But Mr Aravanis said it might not be a happy holiday for supermarket establishments.

“While Christmas is a key period for supermarkets and grocery stores, intense pressure is limiting the margins of most establishments – with fierce competition between Woolworths, Coles and Aldi.

“Price deflation across the supermarkets and grocery stores industry is expected to limit the increase in revenue generated during the Christmas period in 2017.

“In addition, consumer spending is expected to be hindered by falling discretionary incomes.’’

Christmas spending on electronic goods is expected to decline, falling by 1.2 per cent compared with last year, to total $1.7b.

Despite continued advances in product design and technology, revenue has fallen due to strong price-based competition, progressive declines in the average price of some domestic appliance categories, and weak consumer sentiment.

Falling discretionary incomes has also caused some households to postpone big-ticket sales, particularly computers and televisions.

“This Christmas season is likely to be particularly interesting due to the recent entrance of Amazon into the Australian market.

“Amazon is expected to try and capture to the trust of Australian consumers during this Christmas period.

“IBISWorld expects Amazon to aggressively drive down prices, however this may not occur until after Christmas as Amazon integrates manufacturers into their local supply chain.

“Other large players, including Harvey Norman and JB Hi-Fi, are expected to accept lower margins as they offer significant discounts in order to prevent Amazon from capturing market share.’’

Department stores’ festive takings are anticipated to decline this Christmas season, with sales expected to be 1.9 per cent lower compared with the previous holiday season.

During December 2017, consumers are expected to spend $111.64 per capita in department stores – down from $116.94 in the previous year.

“Competition from online retailers is expected to continue to negatively affect sales, particularly as Amazon seeks to capture market share over the Christmas period.

“Discounting and negative consumer sentiment are also likely to hinder revenue growth.

“IBISWorld expects major players such as David Jones and Myer to protect their margins by pivoting to exclusive high-margin products and expanding their product ranges.

“In contrast, budget department stores such as Big W are expected to compete primarily through discounting.”

Total spending on recreational goods such as toys, sporting goods, and video games is expected to reach $780.1 million by Christmas morning.

“This is expected to remain largely flat compared with last year-

“But IBISWorld expects Christmas spending on sporting goods to be higher this year, driven by greater sport participation.
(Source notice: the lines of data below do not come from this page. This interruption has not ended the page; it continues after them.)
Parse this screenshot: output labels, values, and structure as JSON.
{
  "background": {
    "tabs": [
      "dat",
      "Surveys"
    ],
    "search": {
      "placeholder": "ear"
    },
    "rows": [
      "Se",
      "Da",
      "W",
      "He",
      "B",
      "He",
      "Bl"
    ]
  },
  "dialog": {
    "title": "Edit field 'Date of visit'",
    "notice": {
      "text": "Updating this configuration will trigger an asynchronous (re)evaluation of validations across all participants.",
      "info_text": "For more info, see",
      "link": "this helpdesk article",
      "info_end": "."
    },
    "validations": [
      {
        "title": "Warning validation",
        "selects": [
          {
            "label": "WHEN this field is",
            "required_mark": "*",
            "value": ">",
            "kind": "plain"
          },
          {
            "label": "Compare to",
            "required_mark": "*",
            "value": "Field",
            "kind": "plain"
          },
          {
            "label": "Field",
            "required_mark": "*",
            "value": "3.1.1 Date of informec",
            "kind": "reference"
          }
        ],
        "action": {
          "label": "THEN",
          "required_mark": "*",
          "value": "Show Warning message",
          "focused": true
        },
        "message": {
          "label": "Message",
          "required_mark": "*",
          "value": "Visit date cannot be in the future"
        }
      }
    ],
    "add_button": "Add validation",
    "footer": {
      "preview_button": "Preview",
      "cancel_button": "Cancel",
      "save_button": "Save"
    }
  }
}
“In contrast, expenditure on video games is expected to fall as online retailers continue to attract consumers through the advent of faster and cheaper internet connections.

“Amazon’s entry into the domestic market is expected to significantly increase price competition amongst retailers of recreational goods.’’

Mr Aravanis said online retailers were expected to be the big winners this Christmas as consumers were driven online by the allure of lower prices and greater product ranges.

“IBISWorld expects spending during December to grow by 15 per cent from last year as budget-conscious consumers seek discounted items and Amazon increases the popularity of online shopping.

“Per capita online spending this Christmas is expected to reach $83.34, up from $76.68 in the previous year.’’

He said consumers were more likely to shop online for items that were unlikely to be damaged during shipping, such as clothing.

“Increasing confidence in transaction security and shorter delivery times are also likely to spur greater use of online shopping platforms.

“The entrance of Amazon is likely to significantly increase retail trade over future Christmas periods, as consumers become aware of Amazon’s discounted prices, short delivery times, and wide product range.

“The company’s launch in Australia has been significantly more aggressive in comparison to other countries, and IBISWorld expects Amazon to ramp up competition across retail industries.’’